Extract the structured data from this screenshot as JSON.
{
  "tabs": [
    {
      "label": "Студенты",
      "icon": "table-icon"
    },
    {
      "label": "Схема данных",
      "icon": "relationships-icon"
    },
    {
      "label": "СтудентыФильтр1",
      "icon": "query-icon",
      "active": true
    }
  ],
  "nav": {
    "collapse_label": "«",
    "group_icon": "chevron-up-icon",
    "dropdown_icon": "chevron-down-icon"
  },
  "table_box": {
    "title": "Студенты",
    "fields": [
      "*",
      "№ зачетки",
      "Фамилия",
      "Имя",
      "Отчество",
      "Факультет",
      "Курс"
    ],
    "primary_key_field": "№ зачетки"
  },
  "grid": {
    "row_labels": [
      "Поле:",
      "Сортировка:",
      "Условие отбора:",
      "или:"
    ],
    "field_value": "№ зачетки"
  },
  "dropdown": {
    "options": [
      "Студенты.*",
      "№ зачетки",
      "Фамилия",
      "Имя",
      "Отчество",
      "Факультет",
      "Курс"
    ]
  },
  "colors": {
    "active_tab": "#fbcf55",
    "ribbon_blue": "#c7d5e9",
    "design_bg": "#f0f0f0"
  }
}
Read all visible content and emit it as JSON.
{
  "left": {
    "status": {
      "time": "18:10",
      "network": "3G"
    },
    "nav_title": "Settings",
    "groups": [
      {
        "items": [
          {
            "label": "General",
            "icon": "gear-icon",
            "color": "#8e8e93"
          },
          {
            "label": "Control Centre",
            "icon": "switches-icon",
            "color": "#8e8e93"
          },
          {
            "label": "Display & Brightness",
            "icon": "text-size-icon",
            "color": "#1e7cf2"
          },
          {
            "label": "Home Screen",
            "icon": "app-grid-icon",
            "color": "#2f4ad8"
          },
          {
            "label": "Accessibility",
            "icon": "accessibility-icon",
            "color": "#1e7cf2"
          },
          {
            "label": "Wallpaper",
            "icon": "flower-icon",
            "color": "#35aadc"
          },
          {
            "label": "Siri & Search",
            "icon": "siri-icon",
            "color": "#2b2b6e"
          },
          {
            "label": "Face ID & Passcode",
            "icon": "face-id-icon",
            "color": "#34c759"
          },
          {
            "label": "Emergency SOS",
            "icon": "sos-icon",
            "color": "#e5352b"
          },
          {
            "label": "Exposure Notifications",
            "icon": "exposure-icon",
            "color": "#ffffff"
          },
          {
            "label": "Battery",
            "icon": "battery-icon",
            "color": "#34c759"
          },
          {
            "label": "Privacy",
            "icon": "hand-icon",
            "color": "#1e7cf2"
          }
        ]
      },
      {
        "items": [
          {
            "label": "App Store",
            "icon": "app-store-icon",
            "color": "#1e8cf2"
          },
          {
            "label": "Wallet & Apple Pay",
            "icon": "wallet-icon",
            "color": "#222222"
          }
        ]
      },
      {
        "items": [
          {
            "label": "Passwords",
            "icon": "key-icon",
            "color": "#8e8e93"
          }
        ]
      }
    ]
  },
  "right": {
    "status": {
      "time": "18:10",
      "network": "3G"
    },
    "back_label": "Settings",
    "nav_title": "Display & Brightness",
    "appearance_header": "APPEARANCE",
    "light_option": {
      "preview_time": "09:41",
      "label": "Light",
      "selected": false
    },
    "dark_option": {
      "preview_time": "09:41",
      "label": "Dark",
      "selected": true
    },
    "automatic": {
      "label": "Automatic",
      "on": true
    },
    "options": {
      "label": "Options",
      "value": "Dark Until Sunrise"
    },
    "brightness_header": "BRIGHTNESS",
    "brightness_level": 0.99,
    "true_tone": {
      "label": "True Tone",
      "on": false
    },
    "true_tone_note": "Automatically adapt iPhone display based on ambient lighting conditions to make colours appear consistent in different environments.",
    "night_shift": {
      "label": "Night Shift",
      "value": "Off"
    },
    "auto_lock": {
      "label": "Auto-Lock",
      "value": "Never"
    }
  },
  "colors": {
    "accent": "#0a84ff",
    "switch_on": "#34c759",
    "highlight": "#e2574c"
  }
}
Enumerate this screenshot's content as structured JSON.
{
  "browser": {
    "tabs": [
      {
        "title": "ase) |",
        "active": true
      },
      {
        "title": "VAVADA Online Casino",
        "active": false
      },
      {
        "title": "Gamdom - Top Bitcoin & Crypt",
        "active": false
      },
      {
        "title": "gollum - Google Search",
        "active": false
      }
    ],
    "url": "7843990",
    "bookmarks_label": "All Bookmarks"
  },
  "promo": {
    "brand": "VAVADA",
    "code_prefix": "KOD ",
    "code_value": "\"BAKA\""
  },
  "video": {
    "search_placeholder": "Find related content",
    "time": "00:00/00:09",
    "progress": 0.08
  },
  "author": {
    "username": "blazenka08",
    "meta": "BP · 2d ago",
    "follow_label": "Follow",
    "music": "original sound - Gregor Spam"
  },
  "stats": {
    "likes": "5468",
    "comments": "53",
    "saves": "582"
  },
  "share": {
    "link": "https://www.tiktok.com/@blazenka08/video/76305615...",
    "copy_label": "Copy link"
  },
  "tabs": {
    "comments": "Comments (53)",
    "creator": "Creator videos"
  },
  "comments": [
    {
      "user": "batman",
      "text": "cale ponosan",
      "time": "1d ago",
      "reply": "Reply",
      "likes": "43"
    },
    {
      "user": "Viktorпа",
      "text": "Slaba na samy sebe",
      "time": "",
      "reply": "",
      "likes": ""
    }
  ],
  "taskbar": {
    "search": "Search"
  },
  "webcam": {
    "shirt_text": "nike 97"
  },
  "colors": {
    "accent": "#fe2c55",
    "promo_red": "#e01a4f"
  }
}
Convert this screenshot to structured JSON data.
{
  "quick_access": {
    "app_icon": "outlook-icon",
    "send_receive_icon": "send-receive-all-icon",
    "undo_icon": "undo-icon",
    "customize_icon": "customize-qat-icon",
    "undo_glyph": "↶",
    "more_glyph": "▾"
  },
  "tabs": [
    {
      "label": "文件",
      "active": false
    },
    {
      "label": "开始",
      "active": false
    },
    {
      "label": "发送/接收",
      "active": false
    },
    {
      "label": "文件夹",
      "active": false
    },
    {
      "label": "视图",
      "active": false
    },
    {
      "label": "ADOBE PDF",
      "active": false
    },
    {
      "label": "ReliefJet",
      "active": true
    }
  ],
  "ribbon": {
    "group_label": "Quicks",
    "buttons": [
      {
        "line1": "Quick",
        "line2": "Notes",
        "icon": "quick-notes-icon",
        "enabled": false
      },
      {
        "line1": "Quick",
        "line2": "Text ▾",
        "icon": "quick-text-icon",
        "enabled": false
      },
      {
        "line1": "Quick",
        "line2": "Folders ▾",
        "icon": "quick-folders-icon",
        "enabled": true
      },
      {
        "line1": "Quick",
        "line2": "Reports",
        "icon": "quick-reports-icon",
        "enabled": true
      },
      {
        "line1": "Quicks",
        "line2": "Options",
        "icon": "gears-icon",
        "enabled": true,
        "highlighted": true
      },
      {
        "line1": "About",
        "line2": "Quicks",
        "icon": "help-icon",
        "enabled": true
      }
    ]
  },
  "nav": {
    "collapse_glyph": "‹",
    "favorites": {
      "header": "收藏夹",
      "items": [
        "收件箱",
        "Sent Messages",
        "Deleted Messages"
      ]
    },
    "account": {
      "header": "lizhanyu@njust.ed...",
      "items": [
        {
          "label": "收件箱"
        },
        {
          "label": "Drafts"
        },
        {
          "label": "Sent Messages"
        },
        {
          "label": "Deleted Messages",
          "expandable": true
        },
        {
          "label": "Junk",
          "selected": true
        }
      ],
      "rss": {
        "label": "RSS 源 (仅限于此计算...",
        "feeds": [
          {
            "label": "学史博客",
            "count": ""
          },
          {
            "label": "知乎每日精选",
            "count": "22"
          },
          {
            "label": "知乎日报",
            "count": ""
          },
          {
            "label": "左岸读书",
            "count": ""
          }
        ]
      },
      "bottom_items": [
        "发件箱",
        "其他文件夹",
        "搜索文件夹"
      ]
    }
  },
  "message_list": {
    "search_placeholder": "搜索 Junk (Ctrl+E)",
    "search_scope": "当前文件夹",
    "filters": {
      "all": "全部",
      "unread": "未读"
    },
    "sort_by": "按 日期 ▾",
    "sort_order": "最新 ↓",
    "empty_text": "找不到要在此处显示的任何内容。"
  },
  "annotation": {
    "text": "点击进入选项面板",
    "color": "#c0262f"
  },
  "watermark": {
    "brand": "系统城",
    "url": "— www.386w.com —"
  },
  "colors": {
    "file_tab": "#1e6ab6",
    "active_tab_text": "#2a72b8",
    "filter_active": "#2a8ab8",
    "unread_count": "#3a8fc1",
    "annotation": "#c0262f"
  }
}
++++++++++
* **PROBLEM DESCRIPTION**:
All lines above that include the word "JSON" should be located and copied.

* **EXERCISE OUTPUT**:
Extract the structured data from this screenshot as JSON.
Read all visible content and emit it as JSON.
Enumerate this screenshot's content as structured JSON.
Convert this screenshot to structured JSON data.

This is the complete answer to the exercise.